By James Moar
Satya Nadella has announced that Microsoft will be laying off 7,800 workers in a reshuffle, accompanied by a $7.6 billion write-off related to the acquisition of Nokia. This is despite Lumia sales that have been showing steady increases throughout 2014, although they do not come close to the likes of Samsung, Apple or even LG.
A Nexus-like Future for Microsoft Devices?
The formation of the Windows and Devices Group earlier this month was an early acknowledgement that something needed to be done about this – Microsoft is looking to integrate its software and hardware more tightly than it has previously. Nadella talks of ‘moving from a strategy to grow a standalone phone business to a strategy to grow and create a vibrant Windows ecosystem that includes our first-party device family.’
While Microsoft is not going to give up on hardware altogether, the business may follow Google’s approach for Nexus devices – using Microsoft’s hardware capabilities to create best-in-class examples of how to execute for its software, while licensing others to produce most of the devices.
Integrating Hardware into the Software Division
Given the headline Continuum feature of Windows 10, this makes sense but may prove a headache.
To truly enable a flexible ecosystem for Windows that is platform-centric, rather than device-centric, it needs to run its software on third-party OEM devices.
However, the roll-out of Continuum to mobiles has been delayed due to hardware considerations. Allowing others to build Windows 10 phones is only likely to fragment these capabilities further.
The involvement of others in this process may take time to materialise, given that Nadella outlines broadening the ecosystem as a longer-term aim for the company.
To paraphrase part of Nadella’s original memo, Microsoft’s own devices are now going to be focused on providing productivity, value and good flagship devices. Not that this breaks with any value expressed in its previous devices; the ‘affordable flagship’ Lumia 830 and the business-oriented success of the Surface Pro 3 both come to mind.

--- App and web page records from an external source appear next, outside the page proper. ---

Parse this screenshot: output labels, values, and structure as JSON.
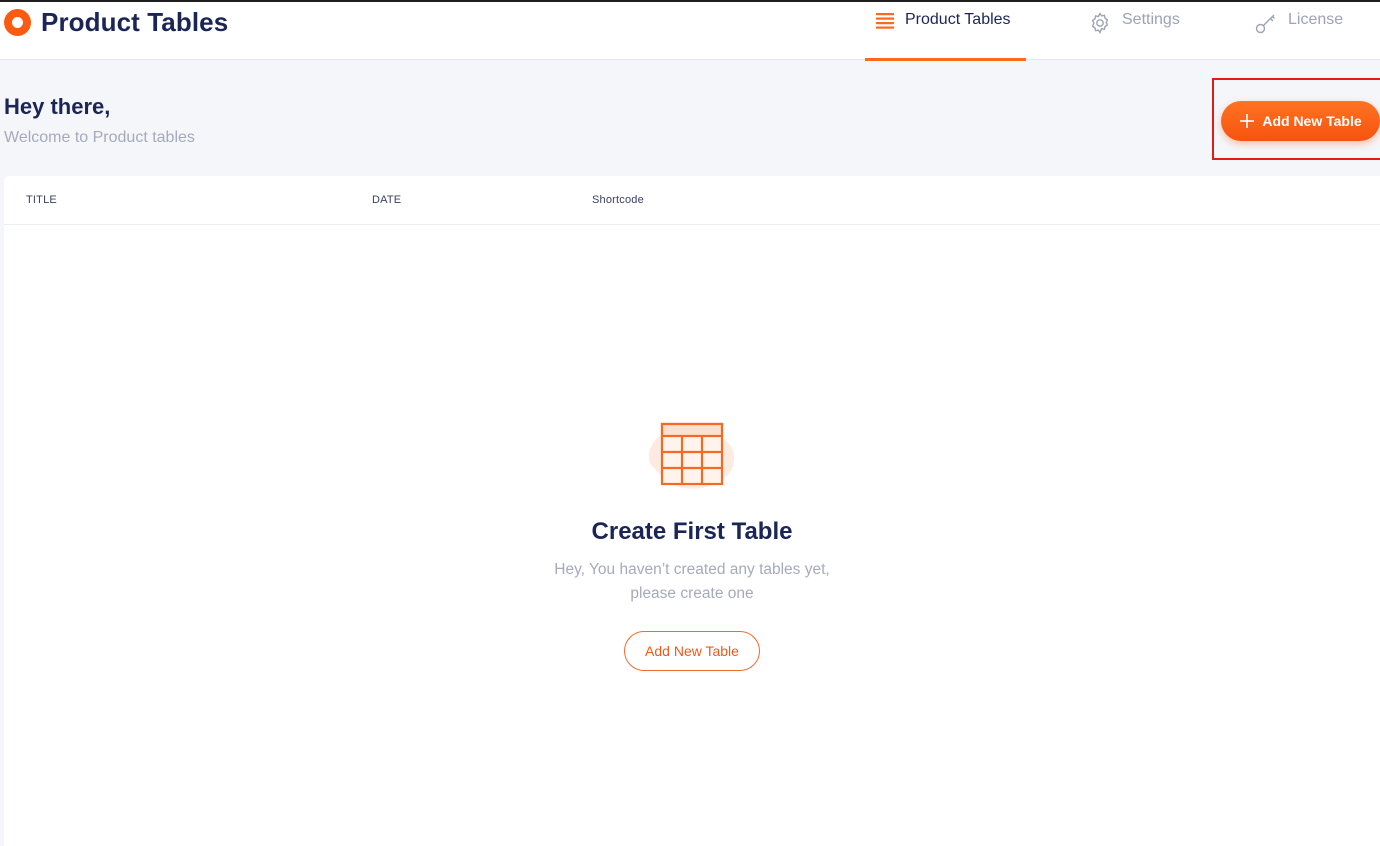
{
  "app": {
    "title": "Product Tables"
  },
  "nav": {
    "items": [
      {
        "label": "Product Tables",
        "icon": "list-icon",
        "active": true
      },
      {
        "label": "Settings",
        "icon": "gear-icon",
        "active": false
      },
      {
        "label": "License",
        "icon": "key-icon",
        "active": false
      }
    ]
  },
  "greeting": {
    "title": "Hey there,",
    "subtitle": "Welcome to Product tables"
  },
  "toolbar": {
    "add_label": "Add New Table"
  },
  "table": {
    "columns": [
      "TITLE",
      "DATE",
      "Shortcode"
    ]
  },
  "empty_state": {
    "title": "Create First Table",
    "message": "Hey, You haven’t created any tables yet, please create one",
    "button_label": "Add New Table"
  },
  "colors": {
    "accent": "#fb5a12",
    "primary_text": "#1b2556",
    "muted_text": "#a6aabb",
    "highlight_border": "#e01b1b"
  }
}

A partnership-based approach will be a requirement for the new division; without as many dedicated hardware staff, the company will have to rely on the expertise of others to ensure that its software is properly integrated with the devices Microsoft wants to leverage.

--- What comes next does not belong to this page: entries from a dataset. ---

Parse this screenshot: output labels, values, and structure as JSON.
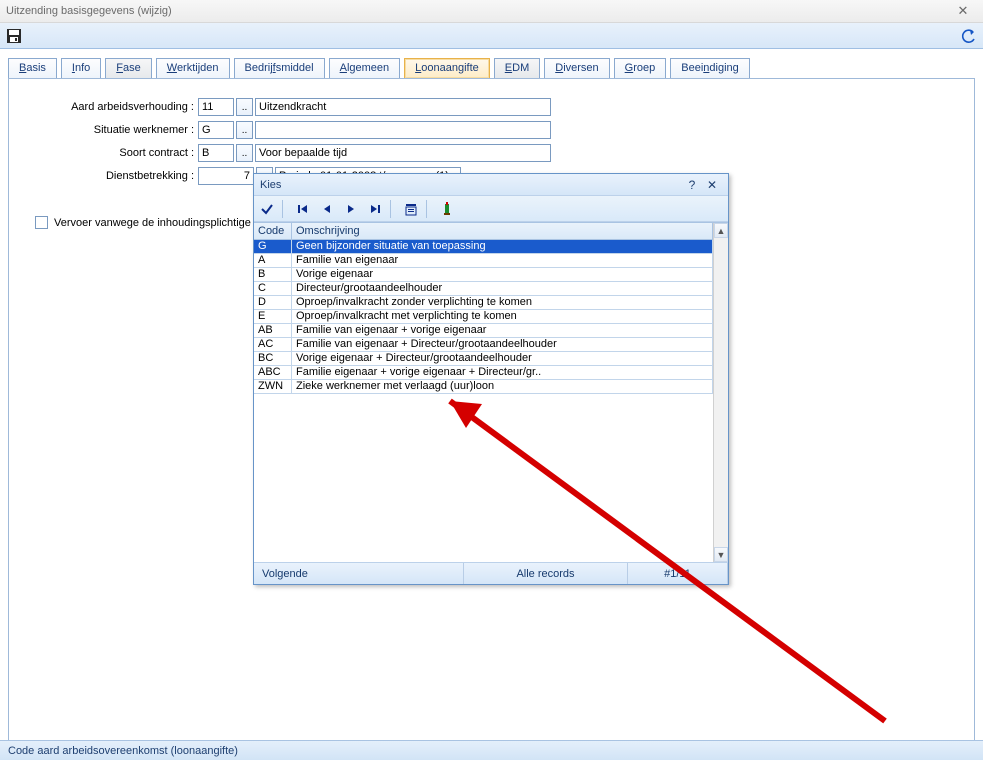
{
  "window": {
    "title": "Uitzending basisgegevens  (wijzig)"
  },
  "tabs": {
    "basis": "Basis",
    "info": "Info",
    "fase": "Fase",
    "werktijden": "Werktijden",
    "bedrijfsmiddel": "Bedrijfsmiddel",
    "algemeen": "Algemeen",
    "loonaangifte": "Loonaangifte",
    "edm": "EDM",
    "diversen": "Diversen",
    "groep": "Groep",
    "beeindiging": "Beeindiging"
  },
  "form": {
    "aard_label": "Aard arbeidsverhouding :",
    "aard_code": "11",
    "aard_desc": "Uitzendkracht",
    "situatie_label": "Situatie werknemer :",
    "situatie_code": "G",
    "situatie_desc": "",
    "soort_label": "Soort contract :",
    "soort_code": "B",
    "soort_desc": "Voor bepaalde tijd",
    "dienst_label": "Dienstbetrekking :",
    "dienst_code": "7",
    "dienst_desc": "Periode 01-01-2008 t/m   - -       (1)",
    "vervoer_label": "Vervoer vanwege de inhoudingsplichtige"
  },
  "dialog": {
    "title": "Kies",
    "col_code": "Code",
    "col_desc": "Omschrijving",
    "rows": [
      {
        "code": "G",
        "desc": "Geen bijzonder situatie van toepassing",
        "selected": true
      },
      {
        "code": "A",
        "desc": "Familie van eigenaar"
      },
      {
        "code": "B",
        "desc": "Vorige eigenaar"
      },
      {
        "code": "C",
        "desc": "Directeur/grootaandeelhouder"
      },
      {
        "code": "D",
        "desc": "Oproep/invalkracht zonder verplichting te komen"
      },
      {
        "code": "E",
        "desc": "Oproep/invalkracht met verplichting te komen"
      },
      {
        "code": "AB",
        "desc": "Familie van eigenaar + vorige eigenaar"
      },
      {
        "code": "AC",
        "desc": "Familie van eigenaar + Directeur/grootaandeelhouder"
      },
      {
        "code": "BC",
        "desc": "Vorige eigenaar + Directeur/grootaandeelhouder"
      },
      {
        "code": "ABC",
        "desc": "Familie eigenaar + vorige eigenaar + Directeur/gr.."
      },
      {
        "code": "ZWN",
        "desc": "Zieke werknemer met verlaagd (uur)loon"
      }
    ],
    "status_next": "Volgende",
    "status_all": "Alle records",
    "status_count": "#1/11"
  },
  "statusbar": {
    "text": "Code aard arbeidsovereenkomst (loonaangifte)"
  }
}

This will bring in new licensing opportunities to bring Microsoft back to its software-centric roots. If this is a success, then Microsoft is unlikely to need a fully-fledged device team to manage its smartphone offerings, allowing it to focus on the software platform and entirely new devices, like the Hololens.